### Exercise goal
Give back the full data character for character.

----------------

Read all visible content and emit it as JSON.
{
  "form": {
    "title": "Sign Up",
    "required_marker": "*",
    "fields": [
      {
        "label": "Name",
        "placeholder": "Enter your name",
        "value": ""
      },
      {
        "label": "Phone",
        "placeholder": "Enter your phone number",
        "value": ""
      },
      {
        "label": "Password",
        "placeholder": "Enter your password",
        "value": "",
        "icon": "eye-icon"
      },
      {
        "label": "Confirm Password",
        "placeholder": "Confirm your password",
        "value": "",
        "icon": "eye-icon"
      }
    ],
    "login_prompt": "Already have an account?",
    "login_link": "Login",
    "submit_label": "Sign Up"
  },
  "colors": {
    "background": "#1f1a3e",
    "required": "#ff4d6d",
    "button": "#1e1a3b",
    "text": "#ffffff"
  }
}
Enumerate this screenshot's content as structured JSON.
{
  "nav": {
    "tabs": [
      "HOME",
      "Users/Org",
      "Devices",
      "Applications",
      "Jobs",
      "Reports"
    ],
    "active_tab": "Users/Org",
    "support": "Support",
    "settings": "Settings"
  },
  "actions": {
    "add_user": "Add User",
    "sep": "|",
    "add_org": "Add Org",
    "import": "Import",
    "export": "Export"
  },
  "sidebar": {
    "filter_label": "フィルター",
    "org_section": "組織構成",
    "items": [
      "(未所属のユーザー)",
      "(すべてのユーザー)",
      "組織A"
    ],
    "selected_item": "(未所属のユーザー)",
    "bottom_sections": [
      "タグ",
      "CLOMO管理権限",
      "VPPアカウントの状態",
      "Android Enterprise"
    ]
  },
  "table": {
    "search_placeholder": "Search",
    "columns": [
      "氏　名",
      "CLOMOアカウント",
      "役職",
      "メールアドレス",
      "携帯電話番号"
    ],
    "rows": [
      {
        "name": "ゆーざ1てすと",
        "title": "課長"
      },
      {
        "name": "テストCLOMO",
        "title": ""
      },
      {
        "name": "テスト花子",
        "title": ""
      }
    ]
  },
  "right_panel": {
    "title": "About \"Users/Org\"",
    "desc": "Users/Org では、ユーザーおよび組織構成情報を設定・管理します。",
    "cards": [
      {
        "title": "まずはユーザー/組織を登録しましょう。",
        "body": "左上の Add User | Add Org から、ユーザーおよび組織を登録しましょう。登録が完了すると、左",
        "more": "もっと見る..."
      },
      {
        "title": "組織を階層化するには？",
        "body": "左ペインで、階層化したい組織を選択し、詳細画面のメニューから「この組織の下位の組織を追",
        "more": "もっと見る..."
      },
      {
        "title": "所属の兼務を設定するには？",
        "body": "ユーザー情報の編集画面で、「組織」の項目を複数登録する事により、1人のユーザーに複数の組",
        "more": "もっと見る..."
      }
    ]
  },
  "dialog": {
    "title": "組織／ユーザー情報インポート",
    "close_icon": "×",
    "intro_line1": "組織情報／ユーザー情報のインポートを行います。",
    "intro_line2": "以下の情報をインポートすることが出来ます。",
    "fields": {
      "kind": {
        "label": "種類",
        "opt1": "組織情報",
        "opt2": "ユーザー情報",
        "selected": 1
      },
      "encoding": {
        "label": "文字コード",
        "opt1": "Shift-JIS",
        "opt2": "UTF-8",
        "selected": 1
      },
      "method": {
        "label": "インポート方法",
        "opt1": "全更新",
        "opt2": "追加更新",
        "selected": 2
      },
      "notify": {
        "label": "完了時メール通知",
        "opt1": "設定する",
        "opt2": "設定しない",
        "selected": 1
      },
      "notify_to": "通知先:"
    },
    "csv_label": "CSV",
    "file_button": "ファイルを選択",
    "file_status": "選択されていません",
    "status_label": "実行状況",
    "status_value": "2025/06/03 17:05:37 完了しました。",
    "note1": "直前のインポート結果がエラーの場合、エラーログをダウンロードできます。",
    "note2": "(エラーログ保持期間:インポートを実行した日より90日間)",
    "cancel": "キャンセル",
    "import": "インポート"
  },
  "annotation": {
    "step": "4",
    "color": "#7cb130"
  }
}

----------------

### Exercise response
Read all visible content and emit it as JSON.
{
  "form": {
    "title": "Sign Up",
    "required_marker": "*",
    "fields": [
      {
        "label": "Name",
        "placeholder": "Enter your name",
        "value": ""
      },
      {
        "label": "Phone",
        "placeholder": "Enter your phone number",
        "value": ""
      },
      {
        "label": "Password",
        "placeholder": "Enter your password",
        "value": "",
        "icon": "eye-icon"
      },
      {
        "label": "Confirm Password",
        "placeholder": "Confirm your password",
        "value": "",
        "icon": "eye-icon"
      }
    ],
    "login_prompt": "Already have an account?",
    "login_link": "Login",
    "submit_label": "Sign Up"
  },
  "colors": {
    "background": "#1f1a3e",
    "required": "#ff4d6d",
    "button": "#1e1a3b",
    "text": "#ffffff"
  }
}
Enumerate this screenshot's content as structured JSON.
{
  "nav": {
    "tabs": [
      "HOME",
      "Users/Org",
      "Devices",
      "Applications",
      "Jobs",
      "Reports"
    ],
    "active_tab": "Users/Org",
    "support": "Support",
    "settings": "Settings"
  },
  "actions": {
    "add_user": "Add User",
    "sep": "|",
    "add_org": "Add Org",
    "import": "Import",
    "export": "Export"
  },
  "sidebar": {
    "filter_label": "フィルター",
    "org_section": "組織構成",
    "items": [
      "(未所属のユーザー)",
      "(すべてのユーザー)",
      "組織A"
    ],
    "selected_item": "(未所属のユーザー)",
    "bottom_sections": [
      "タグ",
      "CLOMO管理権限",
      "VPPアカウントの状態",
      "Android Enterprise"
    ]
  },
  "table": {
    "search_placeholder": "Search",
    "columns": [
      "氏　名",
      "CLOMOアカウント",
      "役職",
      "メールアドレス",
      "携帯電話番号"
    ],
    "rows": [
      {
        "name": "ゆーざ1てすと",
        "title": "課長"
      },
      {
        "name": "テストCLOMO",
        "title": ""
      },
      {
        "name": "テスト花子",
        "title": ""
      }
    ]
  },
  "right_panel": {
    "title": "About \"Users/Org\"",
    "desc": "Users/Org では、ユーザーおよび組織構成情報を設定・管理します。",
    "cards": [
      {
        "title": "まずはユーザー/組織を登録しましょう。",
        "body": "左上の Add User | Add Org から、ユーザーおよび組織を登録しましょう。登録が完了すると、左",
        "more": "もっと見る..."
      },
      {
        "title": "組織を階層化するには？",
        "body": "左ペインで、階層化したい組織を選択し、詳細画面のメニューから「この組織の下位の組織を追",
        "more": "もっと見る..."
      },
      {
        "title": "所属の兼務を設定するには？",
        "body": "ユーザー情報の編集画面で、「組織」の項目を複数登録する事により、1人のユーザーに複数の組",
        "more": "もっと見る..."
      }
    ]
  },
  "dialog": {
    "title": "組織／ユーザー情報インポート",
    "close_icon": "×",
    "intro_line1": "組織情報／ユーザー情報のインポートを行います。",
    "intro_line2": "以下の情報をインポートすることが出来ます。",
    "fields": {
      "kind": {
        "label": "種類",
        "opt1": "組織情報",
        "opt2": "ユーザー情報",
        "selected": 1
      },
      "encoding": {
        "label": "文字コード",
        "opt1": "Shift-JIS",
        "opt2": "UTF-8",
        "selected": 1
      },
      "method": {
        "label": "インポート方法",
        "opt1": "全更新",
        "opt2": "追加更新",
        "selected": 2
      },
      "notify": {
        "label": "完了時メール通知",
        "opt1": "設定する",
        "opt2": "設定しない",
        "selected": 1
      },
      "notify_to": "通知先:"
    },
    "csv_label": "CSV",
    "file_button": "ファイルを選択",
    "file_status": "選択されていません",
    "status_label": "実行状況",
    "status_value": "2025/06/03 17:05:37 完了しました。",
    "note1": "直前のインポート結果がエラーの場合、エラーログをダウンロードできます。",
    "note2": "(エラーログ保持期間:インポートを実行した日より90日間)",
    "cancel": "キャンセル",
    "import": "インポート"
  },
  "annotation": {
    "step": "4",
    "color": "#7cb130"
  }
}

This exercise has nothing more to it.